Mondy, March 8, 2010, is International Women's Day. The FSU nations I have regular travel to and communication with (Georgia, Kazakhstan, Uzbekistan, Russia) all take this day very seriously and it comes with a national day off from work. Early last week, one of our office logistics guys went around and took a contribution from all the men of 30,000 Soums (about 15 dollars), which is a hefty sum relatively speaking! On Friday, a big party was thrown for the women including pink roses handed out to each and a ballot drawing that led them to a gift bag filled with chocolates and other goodies. A speech was made by the office managers thanking them for their work and their "beautiful smiling faces".
This is much the same process I observed last year. It's good, they enjoy it, and I think it's interesting that it doesn't seem to have a place in American business. Frankly, I don't ever recall even hearing of International Women's Day before coming to work here! Some Western folks may sometimes seem to look down their noses at the record for women's rights/civil rights in some of these locations, so it seems sort of ironic. Not incompatible but ironic. I've heard that the origin of the elevated status of this holiday was the Soviet Union... only back in the day when the Soviet Union existed and was administering these types of public systems did International Women's Day become celebrated here. Now that the Soviet Union is gone, Women's Day has remained.

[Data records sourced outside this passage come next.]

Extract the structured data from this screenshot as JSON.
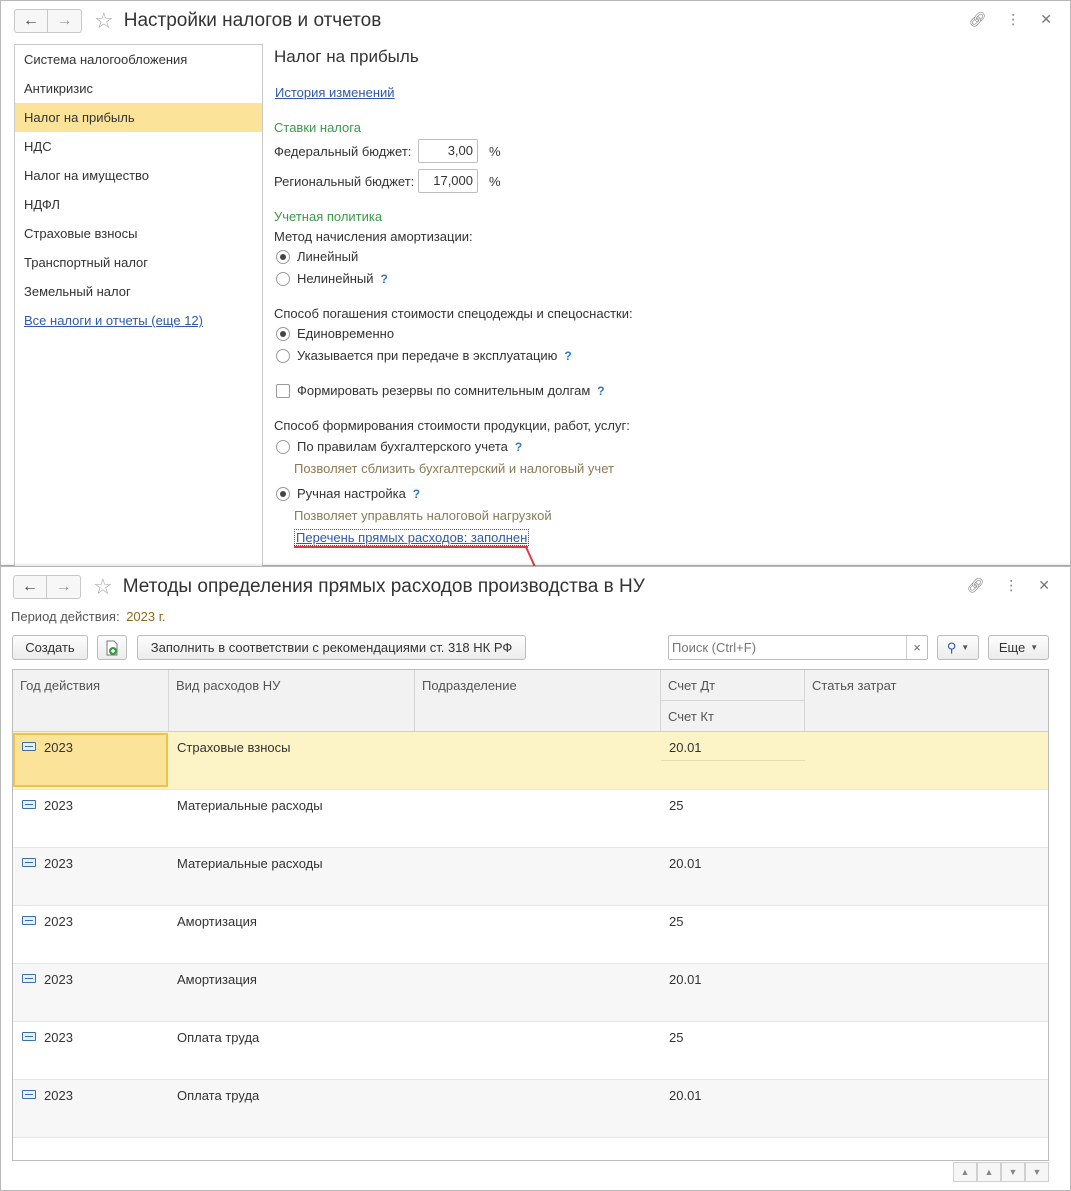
{
  "window1": {
    "title": "Настройки налогов и отчетов",
    "sidebar": {
      "items": [
        {
          "label": "Система налогообложения"
        },
        {
          "label": "Антикризис"
        },
        {
          "label": "Налог на прибыль"
        },
        {
          "label": "НДС"
        },
        {
          "label": "Налог на имущество"
        },
        {
          "label": "НДФЛ"
        },
        {
          "label": "Страховые взносы"
        },
        {
          "label": "Транспортный налог"
        },
        {
          "label": "Земельный налог"
        }
      ],
      "all_link": "Все налоги и отчеты (еще 12)"
    },
    "content": {
      "title": "Налог на прибыль",
      "history_link": "История изменений",
      "rates_header": "Ставки налога",
      "federal_label": "Федеральный бюджет:",
      "federal_value": "3,00",
      "regional_label": "Региональный бюджет:",
      "regional_value": "17,000",
      "percent": "%",
      "policy_header": "Учетная политика",
      "amort_label": "Метод начисления амортизации:",
      "amort_linear": "Линейный",
      "amort_nonlinear": "Нелинейный",
      "spec_label": "Способ погашения стоимости спецодежды и спецоснастки:",
      "spec_once": "Единовременно",
      "spec_transfer": "Указывается при передаче в эксплуатацию",
      "reserves_label": "Формировать резервы по сомнительным долгам",
      "cost_label": "Способ формирования стоимости продукции, работ, услуг:",
      "cost_acc_rules": "По правилам бухгалтерского учета",
      "cost_acc_hint": "Позволяет сблизить бухгалтерский и налоговый учет",
      "cost_manual": "Ручная настройка",
      "cost_manual_hint": "Позволяет управлять налоговой нагрузкой",
      "direct_link": "Перечень прямых расходов: заполнен",
      "q": "?"
    }
  },
  "window2": {
    "title": "Методы определения прямых расходов производства в НУ",
    "period_label": "Период действия:",
    "period_value": "2023 г.",
    "create_btn": "Создать",
    "fill_btn": "Заполнить в соответствии с рекомендациями ст. 318 НК РФ",
    "search_placeholder": "Поиск (Ctrl+F)",
    "more_btn": "Еще",
    "columns": {
      "year": "Год действия",
      "type": "Вид расходов НУ",
      "dept": "Подразделение",
      "dt": "Счет Дт",
      "kt": "Счет Кт",
      "cost_item": "Статья затрат"
    },
    "rows": [
      {
        "year": "2023",
        "type": "Страховые взносы",
        "dept": "",
        "dt": "20.01",
        "cost_item": ""
      },
      {
        "year": "2023",
        "type": "Материальные расходы",
        "dept": "",
        "dt": "25",
        "cost_item": ""
      },
      {
        "year": "2023",
        "type": "Материальные расходы",
        "dept": "",
        "dt": "20.01",
        "cost_item": ""
      },
      {
        "year": "2023",
        "type": "Амортизация",
        "dept": "",
        "dt": "25",
        "cost_item": ""
      },
      {
        "year": "2023",
        "type": "Амортизация",
        "dept": "",
        "dt": "20.01",
        "cost_item": ""
      },
      {
        "year": "2023",
        "type": "Оплата труда",
        "dept": "",
        "dt": "25",
        "cost_item": ""
      },
      {
        "year": "2023",
        "type": "Оплата труда",
        "dept": "",
        "dt": "20.01",
        "cost_item": ""
      }
    ]
  },
  "colors": {
    "accent_link": "#2f5aa8",
    "section_green": "#3a9a4a",
    "active_item": "#fbe49a",
    "selected_row": "#fcf3c6",
    "annotation_red": "#e0383f"
  }
}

The Soviet Union also celebrated, throughout its lands and countries, a holiday called Defenders' Day (or Army Day), which was celebrated similarly with a day off and lots of speeches and so forth. Well, in Uzbekistan, this day has changed to 'Men's Day'.
But 'Men's Day' doesn't come with a day off from work! :-)
Sleepless in Tashkent